[Excerpts from an interface dataset]
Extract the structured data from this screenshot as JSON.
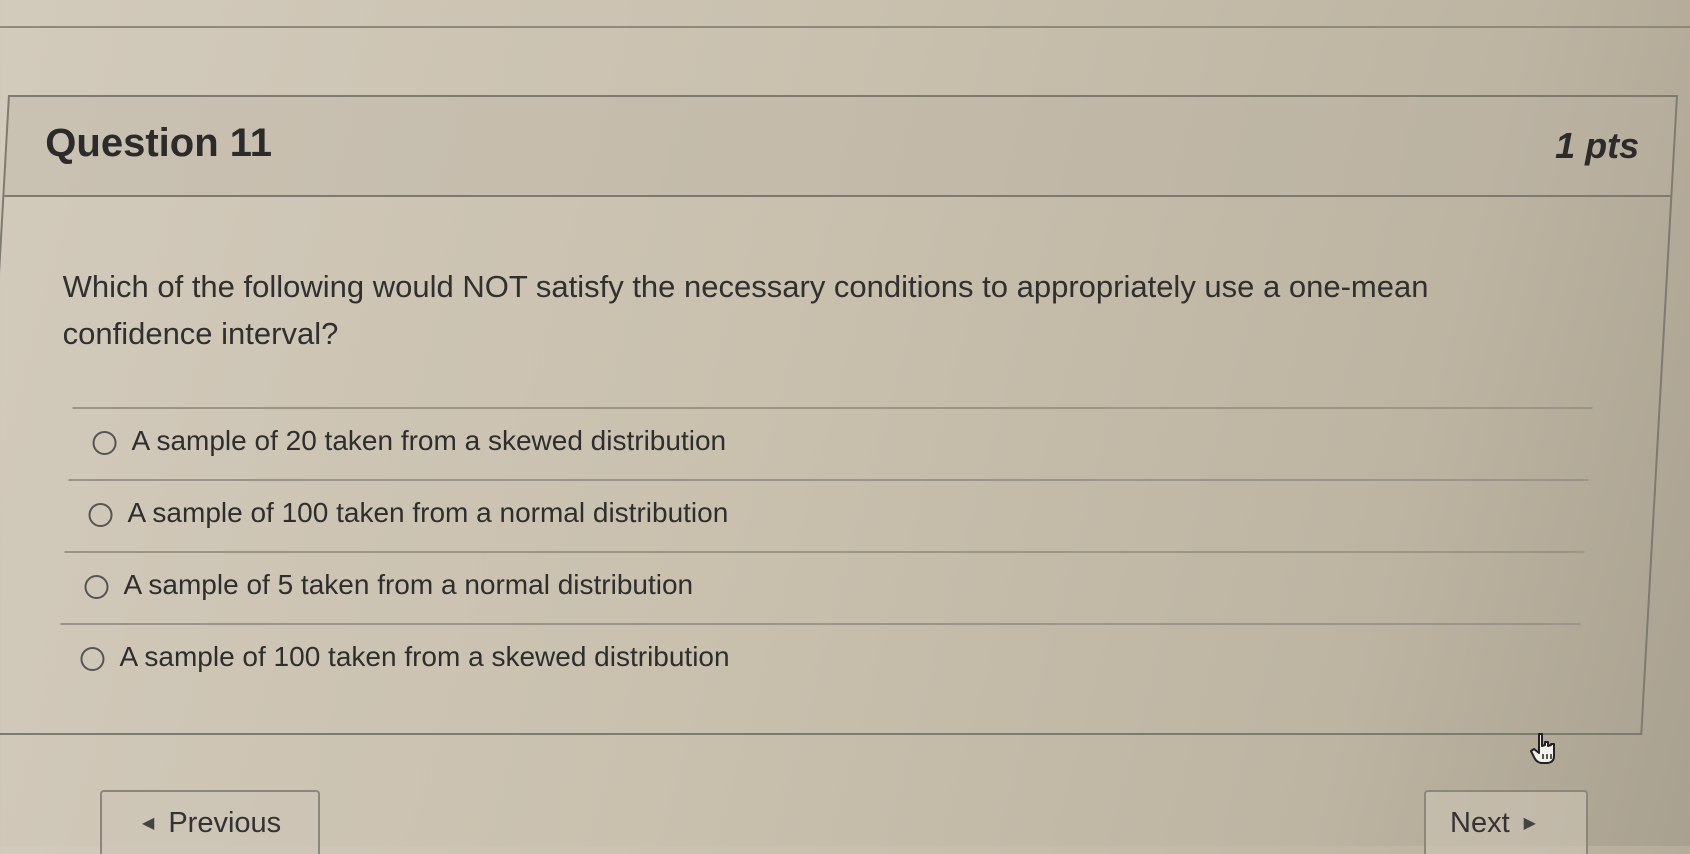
{
  "question": {
    "title": "Question 11",
    "points": "1 pts",
    "text": "Which of the following would NOT satisfy the necessary conditions to appropriately use a one-mean confidence interval?"
  },
  "answers": [
    {
      "label": "A sample of 20 taken from a skewed distribution",
      "selected": false
    },
    {
      "label": "A sample of 100 taken from a normal distribution",
      "selected": false
    },
    {
      "label": "A sample of 5 taken from a normal distribution",
      "selected": false
    },
    {
      "label": "A sample of 100 taken from a skewed distribution",
      "selected": false
    }
  ],
  "navigation": {
    "previous_label": "Previous",
    "next_label": "Next",
    "previous_icon": "caret-left-icon",
    "next_icon": "caret-right-icon"
  },
  "pointer_icon": "hand-pointer-icon"
}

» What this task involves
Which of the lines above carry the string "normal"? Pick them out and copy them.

» Exercise result
      "label": "A sample of 100 taken from a normal distribution",
      "label": "A sample of 5 taken from a normal distribution",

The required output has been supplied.